_Instructions to follow_
List each line of the data in which the string "placeholder" appears.

━━━━━━━━

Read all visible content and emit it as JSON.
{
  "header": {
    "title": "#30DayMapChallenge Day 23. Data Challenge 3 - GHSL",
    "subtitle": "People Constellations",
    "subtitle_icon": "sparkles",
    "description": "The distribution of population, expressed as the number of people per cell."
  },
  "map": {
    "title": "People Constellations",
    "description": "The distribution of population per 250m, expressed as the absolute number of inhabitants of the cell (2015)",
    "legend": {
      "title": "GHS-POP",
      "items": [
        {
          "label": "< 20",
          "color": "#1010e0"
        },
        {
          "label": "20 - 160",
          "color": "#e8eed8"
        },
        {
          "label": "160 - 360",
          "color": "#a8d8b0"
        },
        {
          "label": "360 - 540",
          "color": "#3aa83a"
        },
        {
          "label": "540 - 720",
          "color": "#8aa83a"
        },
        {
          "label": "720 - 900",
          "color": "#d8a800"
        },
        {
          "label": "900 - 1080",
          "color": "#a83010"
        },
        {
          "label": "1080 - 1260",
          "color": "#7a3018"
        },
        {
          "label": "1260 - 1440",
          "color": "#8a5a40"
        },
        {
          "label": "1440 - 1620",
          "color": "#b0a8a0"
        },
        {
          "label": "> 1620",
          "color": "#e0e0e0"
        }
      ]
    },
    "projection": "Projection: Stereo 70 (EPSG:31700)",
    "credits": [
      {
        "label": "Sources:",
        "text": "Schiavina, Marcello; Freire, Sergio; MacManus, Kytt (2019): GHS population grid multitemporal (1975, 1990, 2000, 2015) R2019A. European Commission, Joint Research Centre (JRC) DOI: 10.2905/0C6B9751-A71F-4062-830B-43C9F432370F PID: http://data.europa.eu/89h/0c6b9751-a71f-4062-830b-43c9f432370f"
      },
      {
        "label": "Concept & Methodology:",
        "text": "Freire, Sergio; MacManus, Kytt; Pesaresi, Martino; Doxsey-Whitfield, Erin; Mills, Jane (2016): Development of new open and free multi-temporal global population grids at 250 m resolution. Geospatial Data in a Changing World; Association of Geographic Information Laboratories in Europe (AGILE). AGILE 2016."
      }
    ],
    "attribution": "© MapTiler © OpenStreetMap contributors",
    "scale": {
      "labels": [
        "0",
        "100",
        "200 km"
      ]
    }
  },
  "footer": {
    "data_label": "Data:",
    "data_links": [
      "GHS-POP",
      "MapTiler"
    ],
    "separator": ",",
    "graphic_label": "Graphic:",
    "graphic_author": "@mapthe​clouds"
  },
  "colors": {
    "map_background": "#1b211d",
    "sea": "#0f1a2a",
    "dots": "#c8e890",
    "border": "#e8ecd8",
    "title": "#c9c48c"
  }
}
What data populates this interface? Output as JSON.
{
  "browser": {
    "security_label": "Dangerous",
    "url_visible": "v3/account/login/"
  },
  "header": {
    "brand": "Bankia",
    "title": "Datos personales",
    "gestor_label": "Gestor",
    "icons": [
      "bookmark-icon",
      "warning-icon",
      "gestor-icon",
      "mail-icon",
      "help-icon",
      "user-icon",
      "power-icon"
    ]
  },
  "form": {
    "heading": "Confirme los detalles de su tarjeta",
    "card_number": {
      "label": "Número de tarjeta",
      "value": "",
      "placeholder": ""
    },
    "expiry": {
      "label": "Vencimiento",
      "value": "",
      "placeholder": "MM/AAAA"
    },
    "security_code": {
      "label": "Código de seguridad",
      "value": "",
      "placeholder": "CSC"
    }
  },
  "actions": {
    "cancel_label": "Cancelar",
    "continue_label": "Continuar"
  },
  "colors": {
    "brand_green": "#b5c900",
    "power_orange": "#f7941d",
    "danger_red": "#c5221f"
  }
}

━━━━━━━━

_Answer below_
      "placeholder": ""
      "placeholder": "MM/AAAA"
      "placeholder": "CSC"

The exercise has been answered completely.